> _ASSIGNMENT_
From the material below, list every line containing "image".

> _RECORDS FOR PROCESSING_

↓↓↓

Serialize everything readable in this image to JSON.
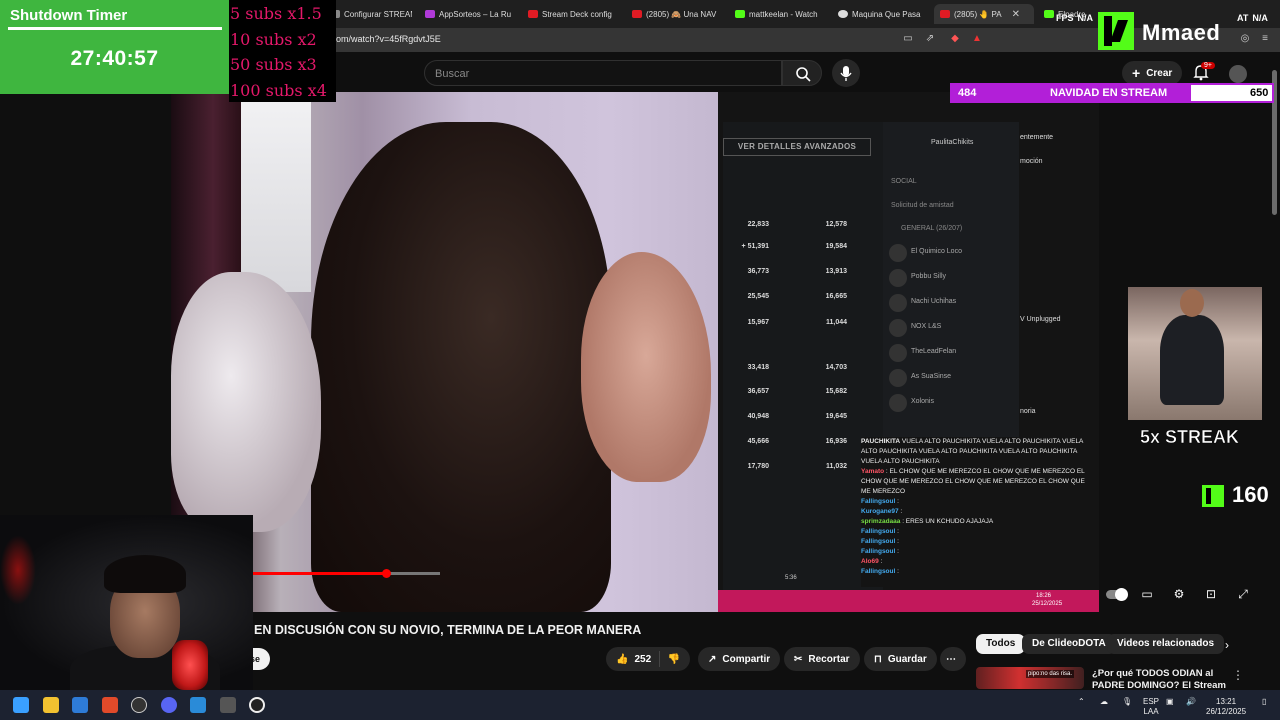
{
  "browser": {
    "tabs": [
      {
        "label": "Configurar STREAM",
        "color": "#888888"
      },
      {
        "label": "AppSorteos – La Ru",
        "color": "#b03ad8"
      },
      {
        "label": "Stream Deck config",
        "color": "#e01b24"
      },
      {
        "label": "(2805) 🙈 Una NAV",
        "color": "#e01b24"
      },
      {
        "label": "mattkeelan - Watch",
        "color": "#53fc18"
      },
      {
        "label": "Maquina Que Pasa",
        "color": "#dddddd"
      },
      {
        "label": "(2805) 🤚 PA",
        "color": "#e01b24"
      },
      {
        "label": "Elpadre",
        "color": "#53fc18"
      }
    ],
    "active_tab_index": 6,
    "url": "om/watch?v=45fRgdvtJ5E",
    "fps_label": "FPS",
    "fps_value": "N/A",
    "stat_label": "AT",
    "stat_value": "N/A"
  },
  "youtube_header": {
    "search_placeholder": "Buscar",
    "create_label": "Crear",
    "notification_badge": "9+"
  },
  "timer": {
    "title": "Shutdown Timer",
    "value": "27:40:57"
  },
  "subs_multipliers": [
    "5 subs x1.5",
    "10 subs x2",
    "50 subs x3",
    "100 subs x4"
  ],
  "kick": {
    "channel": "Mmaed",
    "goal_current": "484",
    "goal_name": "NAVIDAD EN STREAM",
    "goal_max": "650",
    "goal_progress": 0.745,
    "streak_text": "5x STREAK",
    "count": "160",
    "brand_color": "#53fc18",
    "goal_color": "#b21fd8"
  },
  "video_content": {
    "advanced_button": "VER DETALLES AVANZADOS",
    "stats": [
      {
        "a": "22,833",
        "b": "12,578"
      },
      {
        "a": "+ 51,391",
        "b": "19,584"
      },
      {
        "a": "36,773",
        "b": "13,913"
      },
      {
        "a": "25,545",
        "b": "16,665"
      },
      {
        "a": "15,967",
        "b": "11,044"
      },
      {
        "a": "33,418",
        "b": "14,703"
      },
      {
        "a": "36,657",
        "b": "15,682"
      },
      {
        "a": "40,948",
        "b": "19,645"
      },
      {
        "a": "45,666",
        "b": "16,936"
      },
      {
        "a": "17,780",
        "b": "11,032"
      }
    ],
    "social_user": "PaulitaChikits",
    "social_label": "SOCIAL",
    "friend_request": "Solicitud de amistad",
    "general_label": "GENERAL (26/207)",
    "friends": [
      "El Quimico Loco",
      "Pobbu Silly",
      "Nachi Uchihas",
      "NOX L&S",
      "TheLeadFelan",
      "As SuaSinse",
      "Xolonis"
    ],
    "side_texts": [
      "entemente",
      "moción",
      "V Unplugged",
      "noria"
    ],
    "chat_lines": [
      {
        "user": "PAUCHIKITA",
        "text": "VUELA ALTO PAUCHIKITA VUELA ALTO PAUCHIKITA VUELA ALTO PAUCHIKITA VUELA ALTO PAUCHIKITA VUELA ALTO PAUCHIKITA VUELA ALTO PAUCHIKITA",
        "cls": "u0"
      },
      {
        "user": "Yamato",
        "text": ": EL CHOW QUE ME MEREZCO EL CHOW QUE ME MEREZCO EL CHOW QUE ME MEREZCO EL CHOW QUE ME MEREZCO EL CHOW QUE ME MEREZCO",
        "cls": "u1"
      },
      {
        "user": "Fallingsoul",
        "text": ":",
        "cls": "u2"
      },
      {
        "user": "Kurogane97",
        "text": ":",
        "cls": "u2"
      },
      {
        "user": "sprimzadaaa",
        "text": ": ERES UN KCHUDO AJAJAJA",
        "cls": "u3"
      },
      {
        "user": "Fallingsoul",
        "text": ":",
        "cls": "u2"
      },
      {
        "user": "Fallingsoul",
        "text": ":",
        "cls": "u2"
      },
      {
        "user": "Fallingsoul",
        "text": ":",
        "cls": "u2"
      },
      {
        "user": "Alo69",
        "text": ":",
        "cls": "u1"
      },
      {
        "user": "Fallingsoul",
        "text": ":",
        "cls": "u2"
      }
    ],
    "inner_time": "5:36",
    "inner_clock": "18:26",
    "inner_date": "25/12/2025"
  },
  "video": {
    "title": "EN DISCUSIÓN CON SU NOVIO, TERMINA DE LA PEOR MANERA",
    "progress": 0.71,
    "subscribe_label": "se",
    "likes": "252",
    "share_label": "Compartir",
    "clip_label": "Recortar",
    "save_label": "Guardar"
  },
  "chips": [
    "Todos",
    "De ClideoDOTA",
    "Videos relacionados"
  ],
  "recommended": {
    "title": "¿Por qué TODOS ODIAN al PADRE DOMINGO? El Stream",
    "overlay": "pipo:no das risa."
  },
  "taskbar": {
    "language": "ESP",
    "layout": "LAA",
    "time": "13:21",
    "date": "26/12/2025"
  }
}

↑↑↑
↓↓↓

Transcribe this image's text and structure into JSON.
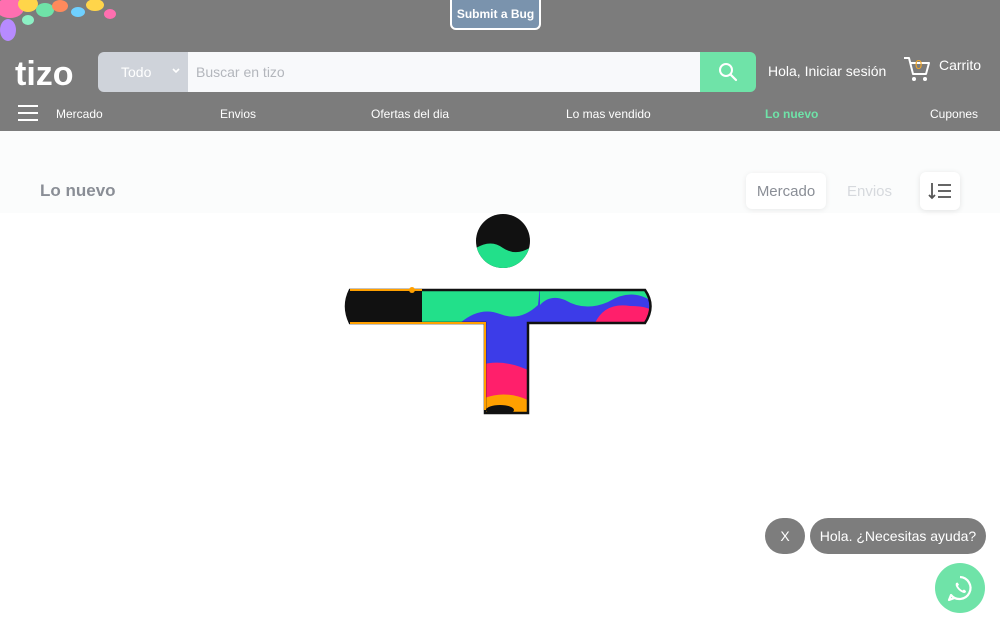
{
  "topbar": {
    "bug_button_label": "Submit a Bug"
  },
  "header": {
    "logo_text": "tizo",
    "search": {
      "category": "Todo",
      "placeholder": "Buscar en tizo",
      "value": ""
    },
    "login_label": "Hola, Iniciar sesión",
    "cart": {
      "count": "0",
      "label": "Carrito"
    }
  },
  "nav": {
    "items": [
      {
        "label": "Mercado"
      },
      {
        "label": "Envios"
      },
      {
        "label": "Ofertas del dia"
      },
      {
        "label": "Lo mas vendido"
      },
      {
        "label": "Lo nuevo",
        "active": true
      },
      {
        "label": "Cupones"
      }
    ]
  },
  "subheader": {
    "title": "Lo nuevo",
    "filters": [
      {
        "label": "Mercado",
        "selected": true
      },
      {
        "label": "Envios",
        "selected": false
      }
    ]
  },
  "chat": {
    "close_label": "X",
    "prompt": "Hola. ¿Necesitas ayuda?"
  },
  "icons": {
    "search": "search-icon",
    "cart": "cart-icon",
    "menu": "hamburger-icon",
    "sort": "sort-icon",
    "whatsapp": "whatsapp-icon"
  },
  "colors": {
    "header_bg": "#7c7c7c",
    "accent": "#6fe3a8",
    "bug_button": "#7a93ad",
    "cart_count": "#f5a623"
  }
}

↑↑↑

> _ANSWER SPACE_
Serialize everything readable in this image to JSON.
Transcribe this image's text and structure into JSON.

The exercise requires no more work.